>>>
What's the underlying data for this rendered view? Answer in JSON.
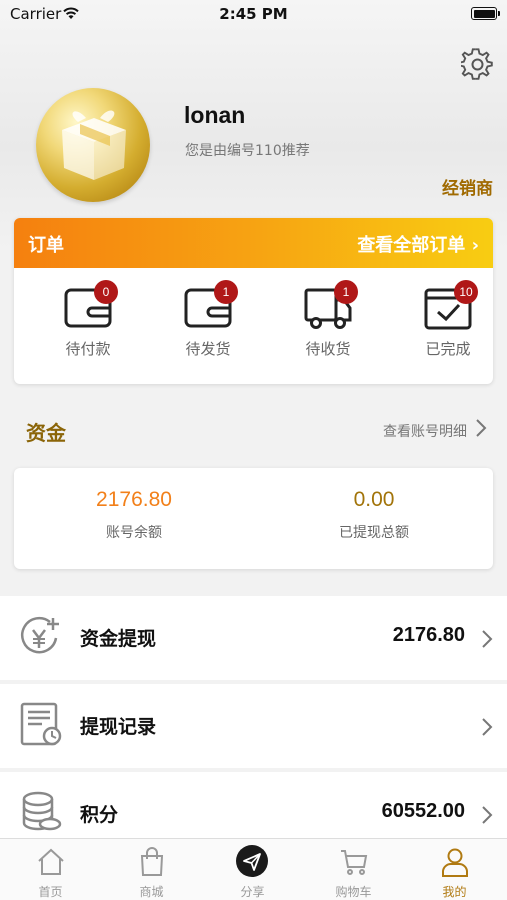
{
  "status_bar": {
    "carrier": "Carrier",
    "time": "2:45 PM"
  },
  "profile": {
    "name": "lonan",
    "referral": "您是由编号110推荐",
    "role": "经销商"
  },
  "orders": {
    "title": "订单",
    "view_all": "查看全部订单 ›",
    "items": [
      {
        "label": "待付款",
        "badge": "0",
        "icon": "wallet-icon"
      },
      {
        "label": "待发货",
        "badge": "1",
        "icon": "wallet-icon"
      },
      {
        "label": "待收货",
        "badge": "1",
        "icon": "truck-icon"
      },
      {
        "label": "已完成",
        "badge": "10",
        "icon": "calendar-check-icon"
      }
    ]
  },
  "funds": {
    "title": "资金",
    "detail_link": "查看账号明细",
    "balance_value": "2176.80",
    "balance_label": "账号余额",
    "withdrawn_value": "0.00",
    "withdrawn_label": "已提现总额"
  },
  "list": [
    {
      "label": "资金提现",
      "value": "2176.80",
      "icon": "yen-withdraw-icon"
    },
    {
      "label": "提现记录",
      "value": "",
      "icon": "record-icon"
    },
    {
      "label": "积分",
      "value": "60552.00",
      "icon": "coins-icon"
    }
  ],
  "tabs": [
    {
      "label": "首页",
      "icon": "home-icon"
    },
    {
      "label": "商城",
      "icon": "shopping-bag-icon"
    },
    {
      "label": "分享",
      "icon": "share-icon"
    },
    {
      "label": "购物车",
      "icon": "cart-icon"
    },
    {
      "label": "我的",
      "icon": "user-icon",
      "active": true
    }
  ],
  "colors": {
    "accent_gold": "#a2740a",
    "accent_orange": "#f2801a",
    "badge_red": "#b01818",
    "header_gradient_start": "#f5800f",
    "header_gradient_end": "#f8cd12"
  }
}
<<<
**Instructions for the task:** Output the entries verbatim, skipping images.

**Result:**
What's the underlying data for this rendered view? Answer in JSON.
{
  "status_bar": {
    "carrier": "Carrier",
    "time": "2:45 PM"
  },
  "profile": {
    "name": "lonan",
    "referral": "您是由编号110推荐",
    "role": "经销商"
  },
  "orders": {
    "title": "订单",
    "view_all": "查看全部订单 ›",
    "items": [
      {
        "label": "待付款",
        "badge": "0",
        "icon": "wallet-icon"
      },
      {
        "label": "待发货",
        "badge": "1",
        "icon": "wallet-icon"
      },
      {
        "label": "待收货",
        "badge": "1",
        "icon": "truck-icon"
      },
      {
        "label": "已完成",
        "badge": "10",
        "icon": "calendar-check-icon"
      }
    ]
  },
  "funds": {
    "title": "资金",
    "detail_link": "查看账号明细",
    "balance_value": "2176.80",
    "balance_label": "账号余额",
    "withdrawn_value": "0.00",
    "withdrawn_label": "已提现总额"
  },
  "list": [
    {
      "label": "资金提现",
      "value": "2176.80",
      "icon": "yen-withdraw-icon"
    },
    {
      "label": "提现记录",
      "value": "",
      "icon": "record-icon"
    },
    {
      "label": "积分",
      "value": "60552.00",
      "icon": "coins-icon"
    }
  ],
  "tabs": [
    {
      "label": "首页",
      "icon": "home-icon"
    },
    {
      "label": "商城",
      "icon": "shopping-bag-icon"
    },
    {
      "label": "分享",
      "icon": "share-icon"
    },
    {
      "label": "购物车",
      "icon": "cart-icon"
    },
    {
      "label": "我的",
      "icon": "user-icon",
      "active": true
    }
  ],
  "colors": {
    "accent_gold": "#a2740a",
    "accent_orange": "#f2801a",
    "badge_red": "#b01818",
    "header_gradient_start": "#f5800f",
    "header_gradient_end": "#f8cd12"
  }
}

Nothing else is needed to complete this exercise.